I’ve noticed that most musicians are either “chunkers” or “nibblers.” Chunkers have determined how much practice time they need to log today, and they do it all in one big chunk. Nibblers work better by getting their practice time in shorter installments throughout the day. Both are valid methods, and both have advantages and disadvantages. The important thing is that your practice style accords with your “practice personality.”
Let’s dive in a little deeper:
Chunkers like the feeling of accomplishment that comes with getting a big swath of practicing done. They would feel uneasy having practice time “hanging over their heads” the rest of the day—better to just do it. They may also “chunk” because of their particular life situation—perhaps their class or work schedule does not allow for “nibbling.” The primary issue that chunkers face is “vocal load”—in order to stay vocally healthy, they must insure that some non-vocal practice modalities are interspersed within their practice time (e.g. writing in translations, writing out lyrics for memorization purposes, playing melodies on the piano to solidify pitches, etc).
Nibblers feel overwhelmed / bored / less productive when “chunking.” They would much rather do four 20-minute practice sessions than one 80-minute session, for instance. They feel more alert, more productive, and more vocally fresh when they split up their practice. Their schedules have small gaps between classes or between lessons that they teach, but finding an 80-minute block of continuous time—are you kidding me? The pitfall for nibblers is that they must insure they get all of their practice time in. It’s not so hard to get that first 20-minute session in, but they must insure that they’ve planned the other sessions into their calendar, or else they will come up short from a quantity perspective.

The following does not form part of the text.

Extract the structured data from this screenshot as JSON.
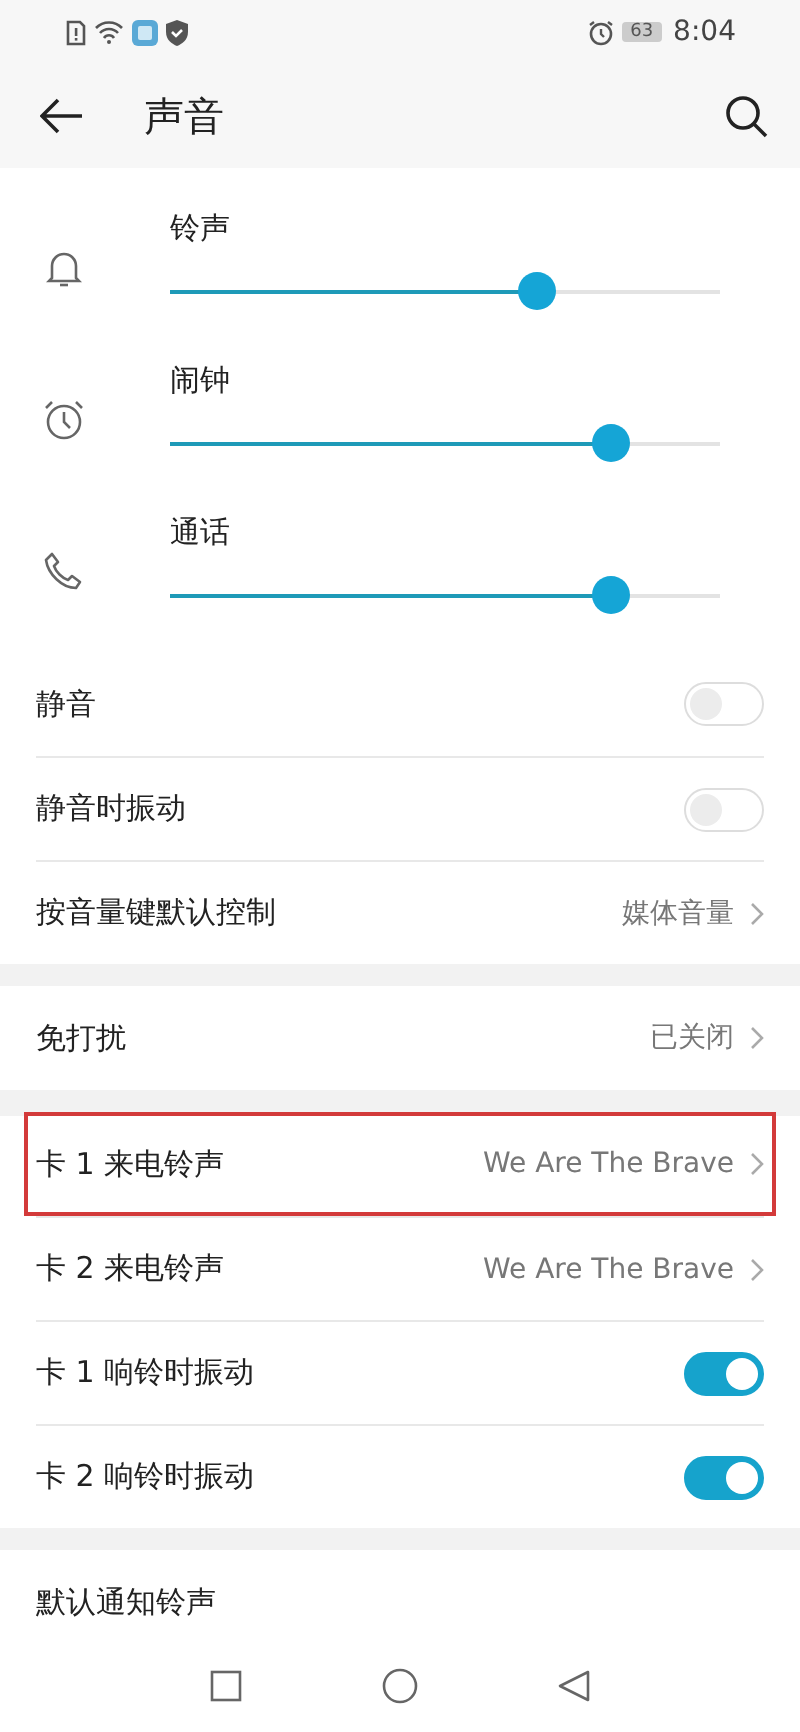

For ALL practicers, I heartily recommend scheduling your practice into your calendar. Whether you’re a music student or a voice teacher or a freelancer, schedule your practice and honor that commitment just like you would honor a class time / meeting time / lunch date, etc. Students, I found great success with “accountability buddies” in college—I often had friends with similar schedules, and we would agree to go practice after a certain class or rehearsal let out. That sort of social aspect was very helpful. [In fact, one of my practice buddies became my wife!!]

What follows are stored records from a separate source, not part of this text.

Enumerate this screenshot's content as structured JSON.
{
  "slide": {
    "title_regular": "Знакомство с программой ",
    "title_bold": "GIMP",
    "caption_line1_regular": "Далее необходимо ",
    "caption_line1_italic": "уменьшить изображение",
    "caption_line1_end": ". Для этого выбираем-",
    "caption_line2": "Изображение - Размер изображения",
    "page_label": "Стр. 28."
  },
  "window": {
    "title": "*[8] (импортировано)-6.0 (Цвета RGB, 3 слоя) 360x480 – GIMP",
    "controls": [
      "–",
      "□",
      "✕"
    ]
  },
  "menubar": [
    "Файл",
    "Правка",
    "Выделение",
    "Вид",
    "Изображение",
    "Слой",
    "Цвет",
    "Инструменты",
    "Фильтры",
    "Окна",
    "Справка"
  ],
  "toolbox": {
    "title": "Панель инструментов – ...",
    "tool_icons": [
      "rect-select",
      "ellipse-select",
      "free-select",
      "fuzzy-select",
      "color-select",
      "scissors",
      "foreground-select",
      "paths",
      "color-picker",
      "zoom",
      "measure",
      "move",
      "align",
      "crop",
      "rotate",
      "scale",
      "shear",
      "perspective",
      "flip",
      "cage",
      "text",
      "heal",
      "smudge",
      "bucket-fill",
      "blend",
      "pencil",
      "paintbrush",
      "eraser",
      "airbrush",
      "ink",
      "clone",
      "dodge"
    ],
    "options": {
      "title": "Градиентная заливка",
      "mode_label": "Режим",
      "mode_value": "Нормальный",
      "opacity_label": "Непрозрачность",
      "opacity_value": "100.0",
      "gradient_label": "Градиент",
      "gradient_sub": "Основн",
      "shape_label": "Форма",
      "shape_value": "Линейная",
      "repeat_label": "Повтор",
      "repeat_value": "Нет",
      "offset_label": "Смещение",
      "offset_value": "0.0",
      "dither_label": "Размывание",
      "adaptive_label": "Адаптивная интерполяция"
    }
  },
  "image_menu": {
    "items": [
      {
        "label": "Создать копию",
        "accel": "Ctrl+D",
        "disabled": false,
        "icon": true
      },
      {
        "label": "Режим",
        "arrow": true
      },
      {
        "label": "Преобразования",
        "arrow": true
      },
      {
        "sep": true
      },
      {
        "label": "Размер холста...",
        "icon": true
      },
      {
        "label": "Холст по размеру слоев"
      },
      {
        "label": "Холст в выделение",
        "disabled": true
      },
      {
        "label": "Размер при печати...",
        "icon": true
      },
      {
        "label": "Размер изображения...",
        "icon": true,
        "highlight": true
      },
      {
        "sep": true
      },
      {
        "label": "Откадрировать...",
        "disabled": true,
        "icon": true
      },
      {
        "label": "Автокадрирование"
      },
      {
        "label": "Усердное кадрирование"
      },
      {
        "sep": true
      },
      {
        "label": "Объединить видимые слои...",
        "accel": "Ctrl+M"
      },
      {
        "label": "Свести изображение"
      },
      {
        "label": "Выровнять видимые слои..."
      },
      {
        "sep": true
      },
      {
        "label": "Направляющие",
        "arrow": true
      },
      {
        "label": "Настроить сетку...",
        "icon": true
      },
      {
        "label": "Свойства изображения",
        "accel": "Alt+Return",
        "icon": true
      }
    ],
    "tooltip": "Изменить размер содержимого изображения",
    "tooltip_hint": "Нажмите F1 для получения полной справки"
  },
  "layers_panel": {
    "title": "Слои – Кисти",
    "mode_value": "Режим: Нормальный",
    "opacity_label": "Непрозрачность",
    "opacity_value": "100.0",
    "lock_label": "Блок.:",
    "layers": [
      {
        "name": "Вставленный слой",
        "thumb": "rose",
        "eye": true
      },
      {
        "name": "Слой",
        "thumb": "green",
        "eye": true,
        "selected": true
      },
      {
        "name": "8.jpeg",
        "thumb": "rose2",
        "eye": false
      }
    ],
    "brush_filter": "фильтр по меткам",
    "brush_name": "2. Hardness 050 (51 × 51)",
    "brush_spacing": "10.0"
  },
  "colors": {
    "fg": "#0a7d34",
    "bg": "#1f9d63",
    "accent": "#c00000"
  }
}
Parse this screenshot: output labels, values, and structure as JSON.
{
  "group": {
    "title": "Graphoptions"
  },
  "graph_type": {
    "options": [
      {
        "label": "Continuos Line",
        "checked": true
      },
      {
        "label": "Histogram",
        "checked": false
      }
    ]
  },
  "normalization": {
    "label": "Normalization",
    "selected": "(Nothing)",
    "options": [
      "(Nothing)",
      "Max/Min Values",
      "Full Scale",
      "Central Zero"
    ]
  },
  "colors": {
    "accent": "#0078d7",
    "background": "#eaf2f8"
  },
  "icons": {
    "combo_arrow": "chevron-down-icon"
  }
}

Also: when it comes to practicing, both quantity and quality matter. So whichever practice personality you are, make sure that you’re getting quality practice, but enough of it! Students, talk to your teacher if you’re unsure what your quantity goal should be.
Alright, gotta sign off—time to practice!